WORK REQUIRED: Repeat every record word for word and omit the images.

MATERIAL PROVIDED:
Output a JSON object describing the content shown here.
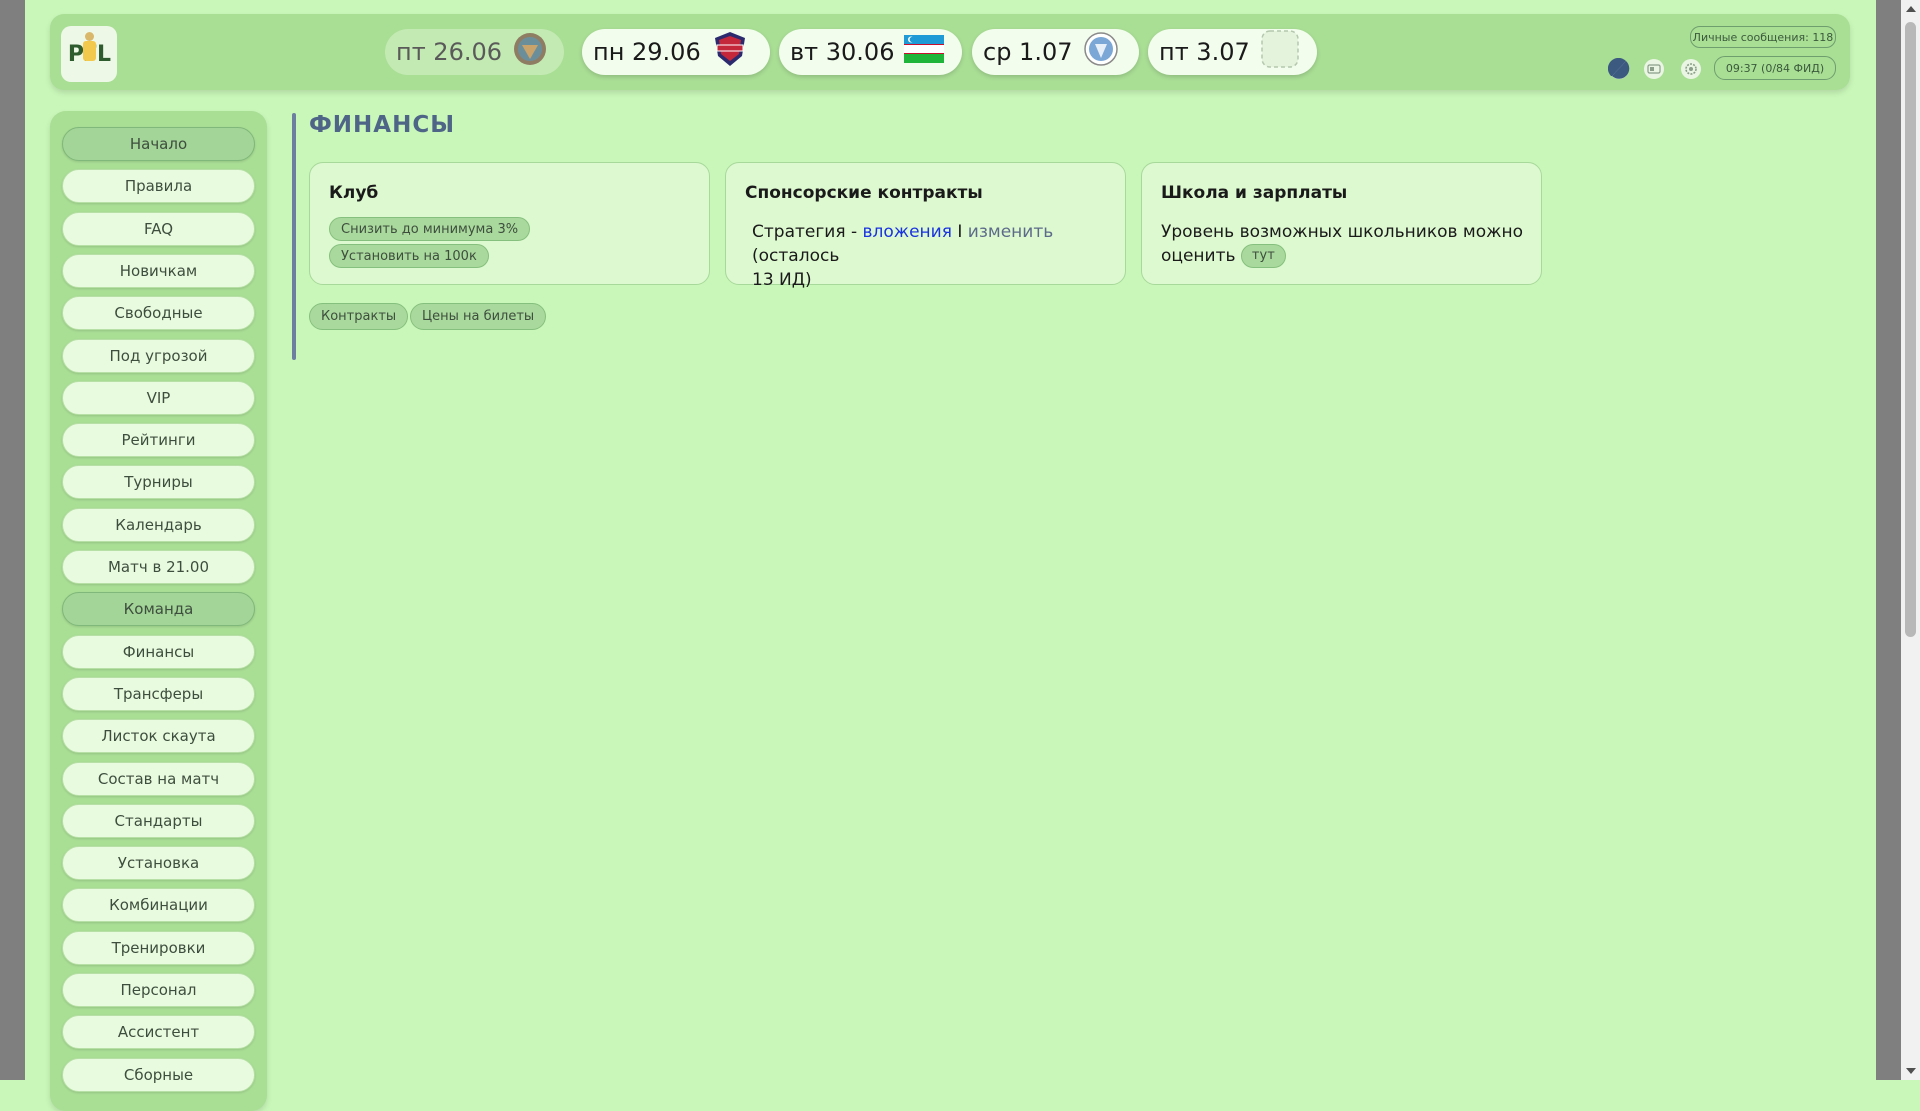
{
  "header": {
    "logo_text": "PFL",
    "matches": [
      {
        "date": "пт 26.06",
        "badge": "club-badge-orange-icon",
        "state": "past"
      },
      {
        "date": "пн 29.06",
        "badge": "club-badge-shield-red-icon",
        "state": "upcoming"
      },
      {
        "date": "вт 30.06",
        "badge": "uzbekistan-flag-icon",
        "state": "upcoming"
      },
      {
        "date": "ср 1.07",
        "badge": "club-badge-blue-icon",
        "state": "upcoming"
      },
      {
        "date": "пт 3.07",
        "badge": "empty-badge-icon",
        "state": "upcoming"
      }
    ],
    "messages_label": "Личные сообщения: 118",
    "status_label": "09:37 (0/84 ФИД)"
  },
  "sidebar": {
    "items": [
      {
        "label": "Начало",
        "active": true
      },
      {
        "label": "Правила",
        "active": false
      },
      {
        "label": "FAQ",
        "active": false
      },
      {
        "label": "Новичкам",
        "active": false
      },
      {
        "label": "Свободные",
        "active": false
      },
      {
        "label": "Под угрозой",
        "active": false
      },
      {
        "label": "VIP",
        "active": false
      },
      {
        "label": "Рейтинги",
        "active": false
      },
      {
        "label": "Турниры",
        "active": false
      },
      {
        "label": "Календарь",
        "active": false
      },
      {
        "label": "Матч в 21.00",
        "active": false
      },
      {
        "label": "Команда",
        "active": true
      },
      {
        "label": "Финансы",
        "active": false
      },
      {
        "label": "Трансферы",
        "active": false
      },
      {
        "label": "Листок скаута",
        "active": false
      },
      {
        "label": "Состав на матч",
        "active": false
      },
      {
        "label": "Стандарты",
        "active": false
      },
      {
        "label": "Установка",
        "active": false
      },
      {
        "label": "Комбинации",
        "active": false
      },
      {
        "label": "Тренировки",
        "active": false
      },
      {
        "label": "Персонал",
        "active": false
      },
      {
        "label": "Ассистент",
        "active": false
      },
      {
        "label": "Сборные",
        "active": false
      }
    ]
  },
  "main": {
    "title": "ФИНАНСЫ",
    "club_card": {
      "title": "Клуб",
      "min_button": "Снизить до минимума 3%",
      "set_button": "Установить на 100к"
    },
    "sponsor_card": {
      "title": "Спонсорские контракты",
      "strategy_prefix": "Стратегия - ",
      "strategy_link": "вложения",
      "separator": " I ",
      "change_link": "изменить",
      "remaining_line1": " (осталось",
      "remaining_line2": "13 ИД)"
    },
    "school_card": {
      "title": "Школа и зарплаты",
      "text_line1": "Уровень возможных школьников можно",
      "text_line2": "оценить ",
      "here_button": "тут"
    },
    "bottom_buttons": {
      "contracts": "Контракты",
      "tickets": "Цены на билеты"
    }
  },
  "colors": {
    "background": "#c9f7b9",
    "panel": "#a9de95",
    "accent": "#4f6587",
    "link": "#1a33e0"
  }
}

RESPONSE AREA:
Output a JSON object describing the content shown here.
{
  "header": {
    "logo_text": "PFL",
    "matches": [
      {
        "date": "пт 26.06",
        "badge": "club-badge-orange-icon",
        "state": "past"
      },
      {
        "date": "пн 29.06",
        "badge": "club-badge-shield-red-icon",
        "state": "upcoming"
      },
      {
        "date": "вт 30.06",
        "badge": "uzbekistan-flag-icon",
        "state": "upcoming"
      },
      {
        "date": "ср 1.07",
        "badge": "club-badge-blue-icon",
        "state": "upcoming"
      },
      {
        "date": "пт 3.07",
        "badge": "empty-badge-icon",
        "state": "upcoming"
      }
    ],
    "messages_label": "Личные сообщения: 118",
    "status_label": "09:37 (0/84 ФИД)"
  },
  "sidebar": {
    "items": [
      {
        "label": "Начало",
        "active": true
      },
      {
        "label": "Правила",
        "active": false
      },
      {
        "label": "FAQ",
        "active": false
      },
      {
        "label": "Новичкам",
        "active": false
      },
      {
        "label": "Свободные",
        "active": false
      },
      {
        "label": "Под угрозой",
        "active": false
      },
      {
        "label": "VIP",
        "active": false
      },
      {
        "label": "Рейтинги",
        "active": false
      },
      {
        "label": "Турниры",
        "active": false
      },
      {
        "label": "Календарь",
        "active": false
      },
      {
        "label": "Матч в 21.00",
        "active": false
      },
      {
        "label": "Команда",
        "active": true
      },
      {
        "label": "Финансы",
        "active": false
      },
      {
        "label": "Трансферы",
        "active": false
      },
      {
        "label": "Листок скаута",
        "active": false
      },
      {
        "label": "Состав на матч",
        "active": false
      },
      {
        "label": "Стандарты",
        "active": false
      },
      {
        "label": "Установка",
        "active": false
      },
      {
        "label": "Комбинации",
        "active": false
      },
      {
        "label": "Тренировки",
        "active": false
      },
      {
        "label": "Персонал",
        "active": false
      },
      {
        "label": "Ассистент",
        "active": false
      },
      {
        "label": "Сборные",
        "active": false
      }
    ]
  },
  "main": {
    "title": "ФИНАНСЫ",
    "club_card": {
      "title": "Клуб",
      "min_button": "Снизить до минимума 3%",
      "set_button": "Установить на 100к"
    },
    "sponsor_card": {
      "title": "Спонсорские контракты",
      "strategy_prefix": "Стратегия - ",
      "strategy_link": "вложения",
      "separator": " I ",
      "change_link": "изменить",
      "remaining_line1": " (осталось",
      "remaining_line2": "13 ИД)"
    },
    "school_card": {
      "title": "Школа и зарплаты",
      "text_line1": "Уровень возможных школьников можно",
      "text_line2": "оценить ",
      "here_button": "тут"
    },
    "bottom_buttons": {
      "contracts": "Контракты",
      "tickets": "Цены на билеты"
    }
  },
  "colors": {
    "background": "#c9f7b9",
    "panel": "#a9de95",
    "accent": "#4f6587",
    "link": "#1a33e0"
  }
}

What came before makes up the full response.